Stockbreeding« Back
Stockbreeding in the Poljanska Valley and Selška Valley was always the main branch of agriculture. In the Middle Ages, besides cattle breeding was also very developed sheep, goat and pig breeding. Because of the cartage trade and ironworks in Železniki (cartage of coal, ore, and iron products), horse breeding was also very extensive, since two thirds of the subjects had one or two horses. Fields were usually cultivated with oxen livestock. Mountain farms, 'švajge' which we can follow from the 12th. century onwards were orientated towards cow's and sheep's cheese. Even in the 18th. century pasture stockbreeding prevailed over the stable version. At the beginning of the 20th. century farmers started to move towards more intense breeding of milking and pedigree cattle. People from Selško were especially advanced stockbreeders, and at the beginning of the 20th. Century they had already established their own stockbreeding cooperative. In the 16th. and 17th. centuries and also later trading with cattle was very vivid in Loka territory. Farmers were buying bulls, oxen, horses, rams and pigs in Hungary, breeding them at home and selling them on later to Italy. The exhibited tools and  vessels were used with various work connected with livestock breeding, such as pairing, moving, feeding and tending the livestock, milking and processing the milk.

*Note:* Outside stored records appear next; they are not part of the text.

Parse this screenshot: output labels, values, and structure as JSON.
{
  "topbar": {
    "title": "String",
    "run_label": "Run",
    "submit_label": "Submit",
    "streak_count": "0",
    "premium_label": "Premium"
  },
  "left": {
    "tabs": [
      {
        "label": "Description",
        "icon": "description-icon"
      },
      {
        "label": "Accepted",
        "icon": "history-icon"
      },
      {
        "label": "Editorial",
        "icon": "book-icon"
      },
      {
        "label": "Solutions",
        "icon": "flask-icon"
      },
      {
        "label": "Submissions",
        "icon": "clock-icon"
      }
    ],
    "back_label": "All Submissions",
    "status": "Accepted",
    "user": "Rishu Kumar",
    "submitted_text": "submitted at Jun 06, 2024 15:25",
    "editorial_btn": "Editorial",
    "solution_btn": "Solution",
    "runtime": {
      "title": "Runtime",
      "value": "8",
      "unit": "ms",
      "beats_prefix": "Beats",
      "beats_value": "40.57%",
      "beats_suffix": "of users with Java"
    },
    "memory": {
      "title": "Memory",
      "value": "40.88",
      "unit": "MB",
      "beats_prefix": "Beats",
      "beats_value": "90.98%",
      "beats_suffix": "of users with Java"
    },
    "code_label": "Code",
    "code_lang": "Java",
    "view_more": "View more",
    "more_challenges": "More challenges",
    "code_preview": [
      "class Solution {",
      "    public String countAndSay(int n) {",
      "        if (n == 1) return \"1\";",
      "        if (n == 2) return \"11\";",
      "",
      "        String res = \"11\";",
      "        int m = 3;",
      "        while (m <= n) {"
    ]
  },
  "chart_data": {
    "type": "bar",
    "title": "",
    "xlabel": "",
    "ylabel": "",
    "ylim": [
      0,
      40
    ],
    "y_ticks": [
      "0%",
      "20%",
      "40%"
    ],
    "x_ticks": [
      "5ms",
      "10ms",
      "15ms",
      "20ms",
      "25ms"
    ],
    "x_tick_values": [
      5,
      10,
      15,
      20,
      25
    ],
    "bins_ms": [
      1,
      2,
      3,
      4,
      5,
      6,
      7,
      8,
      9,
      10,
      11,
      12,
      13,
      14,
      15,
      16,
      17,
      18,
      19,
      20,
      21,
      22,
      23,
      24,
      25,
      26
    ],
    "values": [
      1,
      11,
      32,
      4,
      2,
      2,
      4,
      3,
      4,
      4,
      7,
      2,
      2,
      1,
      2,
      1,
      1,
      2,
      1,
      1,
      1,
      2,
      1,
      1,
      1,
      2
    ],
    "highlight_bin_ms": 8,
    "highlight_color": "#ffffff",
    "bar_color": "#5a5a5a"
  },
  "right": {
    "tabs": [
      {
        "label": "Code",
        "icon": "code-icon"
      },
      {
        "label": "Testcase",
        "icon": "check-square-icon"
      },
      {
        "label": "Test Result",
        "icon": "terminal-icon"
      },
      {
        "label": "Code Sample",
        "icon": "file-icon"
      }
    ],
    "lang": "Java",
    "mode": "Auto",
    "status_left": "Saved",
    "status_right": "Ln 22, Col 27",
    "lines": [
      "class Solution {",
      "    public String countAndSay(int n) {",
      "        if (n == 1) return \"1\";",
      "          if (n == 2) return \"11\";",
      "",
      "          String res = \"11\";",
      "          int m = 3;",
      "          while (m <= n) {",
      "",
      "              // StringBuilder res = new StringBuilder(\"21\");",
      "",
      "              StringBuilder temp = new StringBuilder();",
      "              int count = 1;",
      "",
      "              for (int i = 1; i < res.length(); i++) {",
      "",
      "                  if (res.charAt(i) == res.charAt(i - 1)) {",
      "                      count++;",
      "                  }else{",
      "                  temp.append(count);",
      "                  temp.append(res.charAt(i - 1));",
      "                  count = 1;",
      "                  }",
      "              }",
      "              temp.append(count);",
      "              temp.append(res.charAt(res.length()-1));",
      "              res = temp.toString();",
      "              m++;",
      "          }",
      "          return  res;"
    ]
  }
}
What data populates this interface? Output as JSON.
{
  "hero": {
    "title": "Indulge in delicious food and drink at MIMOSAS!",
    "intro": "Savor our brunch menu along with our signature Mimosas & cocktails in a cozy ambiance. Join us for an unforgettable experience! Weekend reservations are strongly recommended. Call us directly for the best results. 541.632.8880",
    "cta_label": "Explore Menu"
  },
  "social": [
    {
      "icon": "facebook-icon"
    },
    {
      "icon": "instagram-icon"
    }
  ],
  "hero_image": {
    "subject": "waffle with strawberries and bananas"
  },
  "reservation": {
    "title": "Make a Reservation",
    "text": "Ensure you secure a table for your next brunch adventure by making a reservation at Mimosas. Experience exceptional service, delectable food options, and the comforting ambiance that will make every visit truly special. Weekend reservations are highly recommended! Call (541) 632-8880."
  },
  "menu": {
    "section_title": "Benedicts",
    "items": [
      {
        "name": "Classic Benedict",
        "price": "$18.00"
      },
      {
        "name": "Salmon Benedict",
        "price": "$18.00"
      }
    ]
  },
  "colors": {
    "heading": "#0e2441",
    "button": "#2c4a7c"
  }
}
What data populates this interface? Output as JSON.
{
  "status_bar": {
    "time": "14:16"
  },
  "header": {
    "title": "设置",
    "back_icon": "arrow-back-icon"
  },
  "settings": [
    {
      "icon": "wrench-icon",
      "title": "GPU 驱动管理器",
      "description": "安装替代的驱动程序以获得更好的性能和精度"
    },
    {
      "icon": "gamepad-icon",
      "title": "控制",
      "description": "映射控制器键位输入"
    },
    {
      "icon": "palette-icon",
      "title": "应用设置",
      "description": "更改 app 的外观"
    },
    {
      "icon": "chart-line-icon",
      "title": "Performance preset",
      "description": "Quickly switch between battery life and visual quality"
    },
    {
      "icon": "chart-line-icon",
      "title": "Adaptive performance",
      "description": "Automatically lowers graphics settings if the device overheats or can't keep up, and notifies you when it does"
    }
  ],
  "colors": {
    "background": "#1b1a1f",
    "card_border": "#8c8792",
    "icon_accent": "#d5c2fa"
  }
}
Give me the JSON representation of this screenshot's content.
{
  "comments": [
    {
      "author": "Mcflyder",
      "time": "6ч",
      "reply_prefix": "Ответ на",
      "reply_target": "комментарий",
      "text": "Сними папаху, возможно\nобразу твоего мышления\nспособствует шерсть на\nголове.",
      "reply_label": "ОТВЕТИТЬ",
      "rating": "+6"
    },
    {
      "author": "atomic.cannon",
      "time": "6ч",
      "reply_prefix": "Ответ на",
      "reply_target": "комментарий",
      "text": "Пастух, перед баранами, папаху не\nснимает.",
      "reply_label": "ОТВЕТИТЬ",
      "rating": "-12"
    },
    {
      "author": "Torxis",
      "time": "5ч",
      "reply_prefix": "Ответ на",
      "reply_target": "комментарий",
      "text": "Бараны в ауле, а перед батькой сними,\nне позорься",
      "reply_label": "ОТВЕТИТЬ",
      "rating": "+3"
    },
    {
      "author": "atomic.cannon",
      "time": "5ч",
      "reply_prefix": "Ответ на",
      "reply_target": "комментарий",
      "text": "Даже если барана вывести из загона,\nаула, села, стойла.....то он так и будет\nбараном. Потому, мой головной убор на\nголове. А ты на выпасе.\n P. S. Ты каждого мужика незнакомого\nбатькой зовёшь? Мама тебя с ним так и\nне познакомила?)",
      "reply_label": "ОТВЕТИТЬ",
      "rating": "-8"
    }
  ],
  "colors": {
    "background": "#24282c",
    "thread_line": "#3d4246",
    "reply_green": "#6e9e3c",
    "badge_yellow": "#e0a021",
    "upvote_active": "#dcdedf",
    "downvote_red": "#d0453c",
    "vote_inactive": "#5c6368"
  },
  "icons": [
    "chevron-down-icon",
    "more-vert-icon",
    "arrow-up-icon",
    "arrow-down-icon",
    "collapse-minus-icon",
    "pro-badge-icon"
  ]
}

•  photo.: Stockbreeding Collection
•  photo.:Robbers taking a herd of cattle. Detail of fresco of Sv. Nedelja (Holy Sunday) in the church in Crngrob at Škofja Loka, from 1460.
•  photo.: Bringing in the hay in Poljanska dolina, end of the 19th. or the beginning of the 20th. century. (F/7411)

To top

Loški muzej Škofja Loka, Grajska pot 13 , 4220 Škofja Loka
tel.: +386 4 517-04-00, fax: +386 4 517-04-12